Data records for software interfaces »
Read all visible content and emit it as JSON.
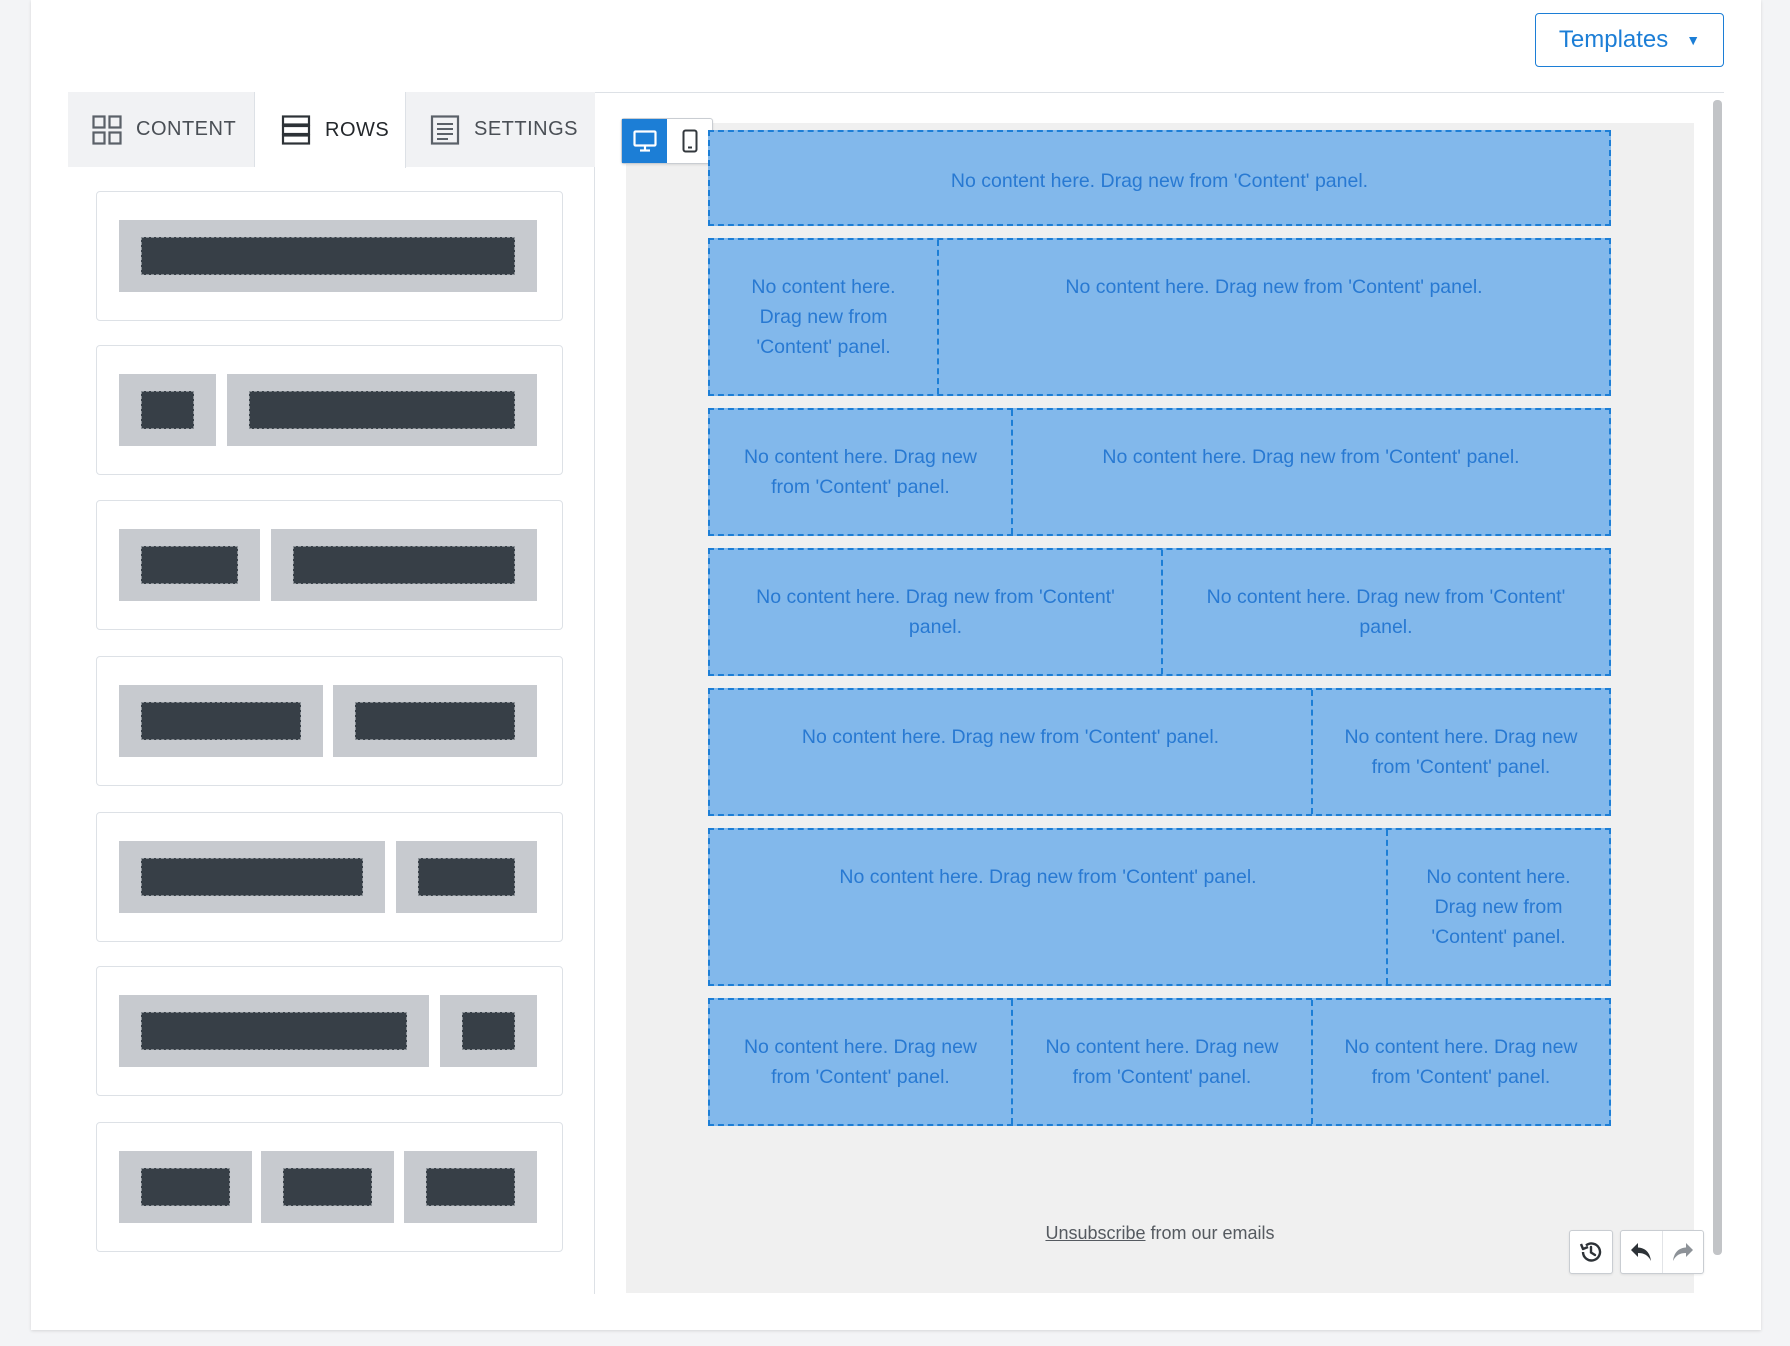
{
  "header": {
    "templates_label": "Templates",
    "templates_caret": "▼"
  },
  "tabs": [
    {
      "label": "CONTENT",
      "icon": "grid-icon",
      "active": false
    },
    {
      "label": "ROWS",
      "icon": "rows-icon",
      "active": true
    },
    {
      "label": "SETTINGS",
      "icon": "settings-icon",
      "active": false
    }
  ],
  "row_layouts": [
    {
      "columns": 1
    },
    {
      "columns": 2
    },
    {
      "columns": 2
    },
    {
      "columns": 2
    },
    {
      "columns": 2
    },
    {
      "columns": 2
    },
    {
      "columns": 3
    }
  ],
  "device_switch": {
    "desktop_icon": "desktop-icon",
    "mobile_icon": "mobile-icon",
    "active": "desktop"
  },
  "email_rows": [
    {
      "cells": [
        "No content here. Drag new from 'Content' panel."
      ]
    },
    {
      "cells": [
        "No content here. Drag new from 'Content' panel.",
        "No content here. Drag new from 'Content' panel."
      ]
    },
    {
      "cells": [
        "No content here. Drag new from 'Content' panel.",
        "No content here. Drag new from 'Content' panel."
      ]
    },
    {
      "cells": [
        "No content here. Drag new from 'Content' panel.",
        "No content here. Drag new from 'Content' panel."
      ]
    },
    {
      "cells": [
        "No content here. Drag new from 'Content' panel.",
        "No content here. Drag new from 'Content' panel."
      ]
    },
    {
      "cells": [
        "No content here. Drag new from 'Content' panel.",
        "No content here. Drag new from 'Content' panel."
      ]
    },
    {
      "cells": [
        "No content here. Drag new from 'Content' panel.",
        "No content here. Drag new from 'Content' panel.",
        "No content here. Drag new from 'Content' panel."
      ]
    }
  ],
  "footer": {
    "unsubscribe_link": "Unsubscribe",
    "unsubscribe_rest": " from our emails"
  },
  "colors": {
    "accent": "#1c7ed6",
    "dropzone_fill": "#82b8eb",
    "placeholder_bar": "#373f47"
  }
}
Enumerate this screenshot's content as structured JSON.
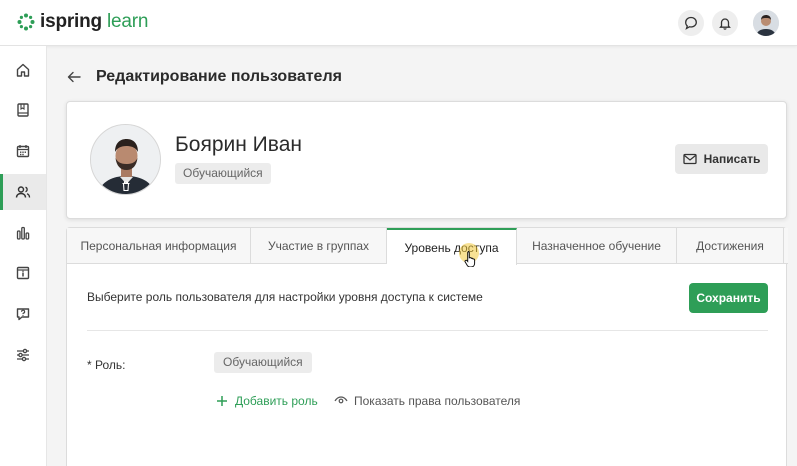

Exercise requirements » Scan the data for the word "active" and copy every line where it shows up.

Response for this exercise »
      "active": false
      "active": true
      "active": false
    "active": "desktop"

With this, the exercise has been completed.